*INPUT DATA*
>>>>>

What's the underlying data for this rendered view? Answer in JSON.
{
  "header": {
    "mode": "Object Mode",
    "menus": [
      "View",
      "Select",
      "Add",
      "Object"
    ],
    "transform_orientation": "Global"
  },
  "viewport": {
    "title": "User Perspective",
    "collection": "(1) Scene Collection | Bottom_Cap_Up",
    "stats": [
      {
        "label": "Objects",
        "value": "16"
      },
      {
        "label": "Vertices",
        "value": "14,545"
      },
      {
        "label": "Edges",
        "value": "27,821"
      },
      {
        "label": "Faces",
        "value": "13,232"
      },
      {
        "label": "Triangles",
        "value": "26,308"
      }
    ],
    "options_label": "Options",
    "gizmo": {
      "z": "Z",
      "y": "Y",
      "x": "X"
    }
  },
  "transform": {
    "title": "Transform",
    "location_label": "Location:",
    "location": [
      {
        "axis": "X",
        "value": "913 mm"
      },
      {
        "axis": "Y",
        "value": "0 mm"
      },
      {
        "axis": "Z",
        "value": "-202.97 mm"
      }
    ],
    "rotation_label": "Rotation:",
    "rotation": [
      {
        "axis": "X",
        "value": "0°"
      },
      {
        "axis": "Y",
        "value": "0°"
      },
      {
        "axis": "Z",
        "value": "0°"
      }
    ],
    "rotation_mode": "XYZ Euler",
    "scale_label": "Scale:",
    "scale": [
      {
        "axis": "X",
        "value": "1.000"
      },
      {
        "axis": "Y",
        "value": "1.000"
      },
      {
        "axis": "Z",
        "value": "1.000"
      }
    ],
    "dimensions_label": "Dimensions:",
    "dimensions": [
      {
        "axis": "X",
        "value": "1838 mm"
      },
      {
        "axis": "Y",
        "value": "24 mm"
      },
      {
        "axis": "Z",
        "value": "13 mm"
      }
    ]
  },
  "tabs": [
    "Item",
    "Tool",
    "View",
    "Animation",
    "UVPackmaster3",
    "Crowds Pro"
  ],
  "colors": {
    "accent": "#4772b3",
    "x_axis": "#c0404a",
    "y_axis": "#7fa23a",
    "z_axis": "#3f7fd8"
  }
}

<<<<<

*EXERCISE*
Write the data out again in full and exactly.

*TASK OUTPUT*
What's the underlying data for this rendered view? Answer in JSON.
{
  "header": {
    "mode": "Object Mode",
    "menus": [
      "View",
      "Select",
      "Add",
      "Object"
    ],
    "transform_orientation": "Global"
  },
  "viewport": {
    "title": "User Perspective",
    "collection": "(1) Scene Collection | Bottom_Cap_Up",
    "stats": [
      {
        "label": "Objects",
        "value": "16"
      },
      {
        "label": "Vertices",
        "value": "14,545"
      },
      {
        "label": "Edges",
        "value": "27,821"
      },
      {
        "label": "Faces",
        "value": "13,232"
      },
      {
        "label": "Triangles",
        "value": "26,308"
      }
    ],
    "options_label": "Options",
    "gizmo": {
      "z": "Z",
      "y": "Y",
      "x": "X"
    }
  },
  "transform": {
    "title": "Transform",
    "location_label": "Location:",
    "location": [
      {
        "axis": "X",
        "value": "913 mm"
      },
      {
        "axis": "Y",
        "value": "0 mm"
      },
      {
        "axis": "Z",
        "value": "-202.97 mm"
      }
    ],
    "rotation_label": "Rotation:",
    "rotation": [
      {
        "axis": "X",
        "value": "0°"
      },
      {
        "axis": "Y",
        "value": "0°"
      },
      {
        "axis": "Z",
        "value": "0°"
      }
    ],
    "rotation_mode": "XYZ Euler",
    "scale_label": "Scale:",
    "scale": [
      {
        "axis": "X",
        "value": "1.000"
      },
      {
        "axis": "Y",
        "value": "1.000"
      },
      {
        "axis": "Z",
        "value": "1.000"
      }
    ],
    "dimensions_label": "Dimensions:",
    "dimensions": [
      {
        "axis": "X",
        "value": "1838 mm"
      },
      {
        "axis": "Y",
        "value": "24 mm"
      },
      {
        "axis": "Z",
        "value": "13 mm"
      }
    ]
  },
  "tabs": [
    "Item",
    "Tool",
    "View",
    "Animation",
    "UVPackmaster3",
    "Crowds Pro"
  ],
  "colors": {
    "accent": "#4772b3",
    "x_axis": "#c0404a",
    "y_axis": "#7fa23a",
    "z_axis": "#3f7fd8"
  }
}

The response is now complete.